Element data from apps and pages:

[Start of section]

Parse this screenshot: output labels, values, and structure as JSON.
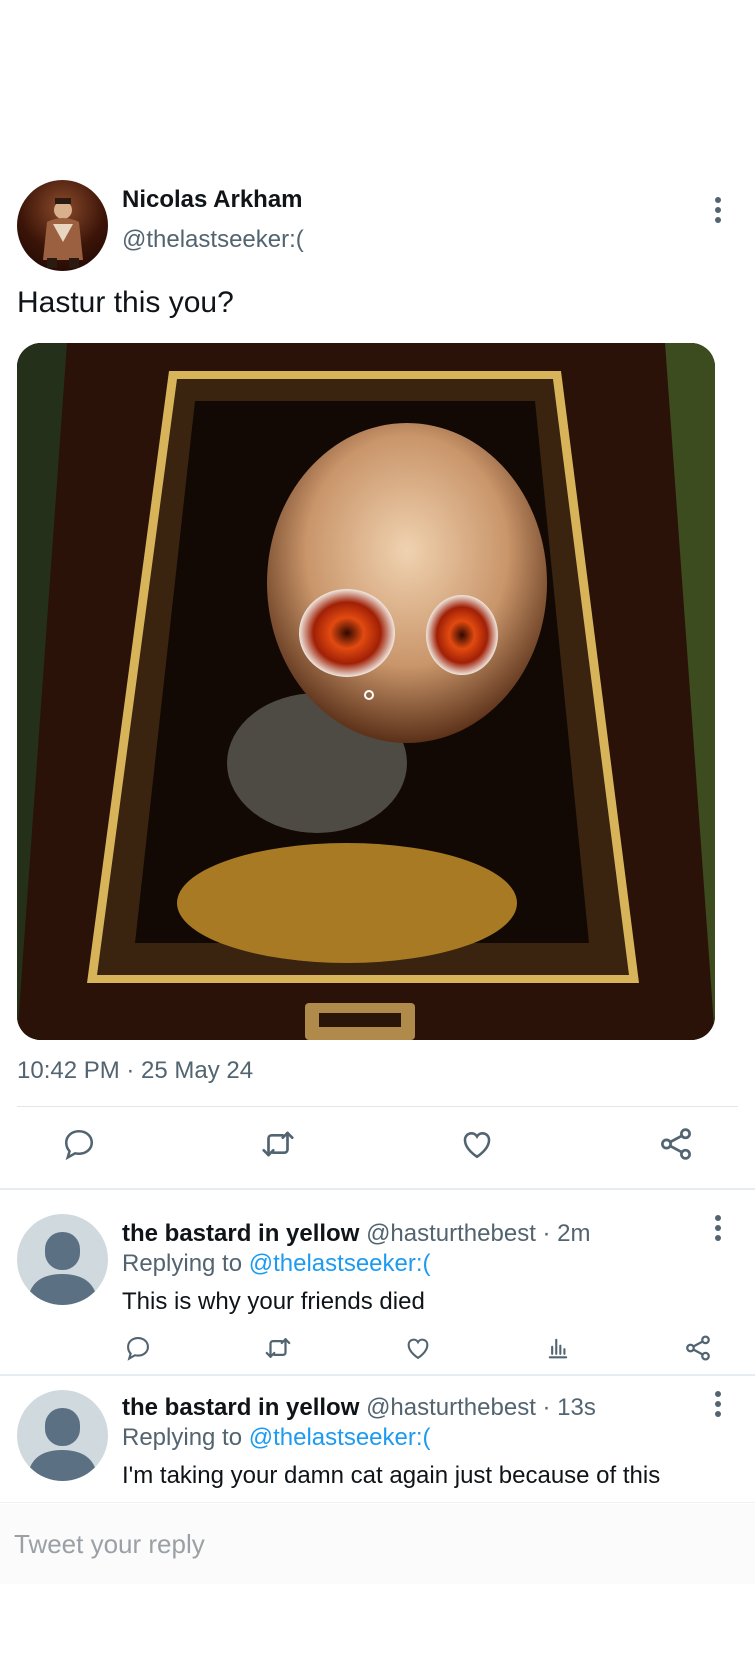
{
  "tweet": {
    "author_name": "Nicolas Arkham",
    "author_handle": "@thelastseeker:(",
    "text": "Hastur this you?",
    "timestamp": "10:42 PM · 25 May 24",
    "media_icon": "portrait-painting-image",
    "actions": [
      "reply-icon",
      "retweet-icon",
      "like-icon",
      "share-icon"
    ]
  },
  "replies": [
    {
      "name": "the bastard in yellow",
      "handle": "@hasturthebest · 2m",
      "replying_prefix": "Replying to ",
      "replying_to": "@thelastseeker:(",
      "text": "This is why your friends died",
      "actions": [
        "reply-icon",
        "retweet-icon",
        "like-icon",
        "stats-icon",
        "share-icon"
      ]
    },
    {
      "name": "the bastard in yellow",
      "handle": "@hasturthebest · 13s",
      "replying_prefix": "Replying to ",
      "replying_to": "@thelastseeker:(",
      "text": "I'm taking your damn cat again just because of this"
    }
  ],
  "compose": {
    "placeholder": "Tweet your reply"
  },
  "colors": {
    "text_primary": "#0f1419",
    "text_secondary": "#536471",
    "link": "#1d9bf0",
    "divider": "#e1e6ea"
  }
}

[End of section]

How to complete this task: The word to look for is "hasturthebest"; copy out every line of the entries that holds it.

Final answer:
      "handle": "@hasturthebest · 2m",
      "handle": "@hasturthebest · 13s",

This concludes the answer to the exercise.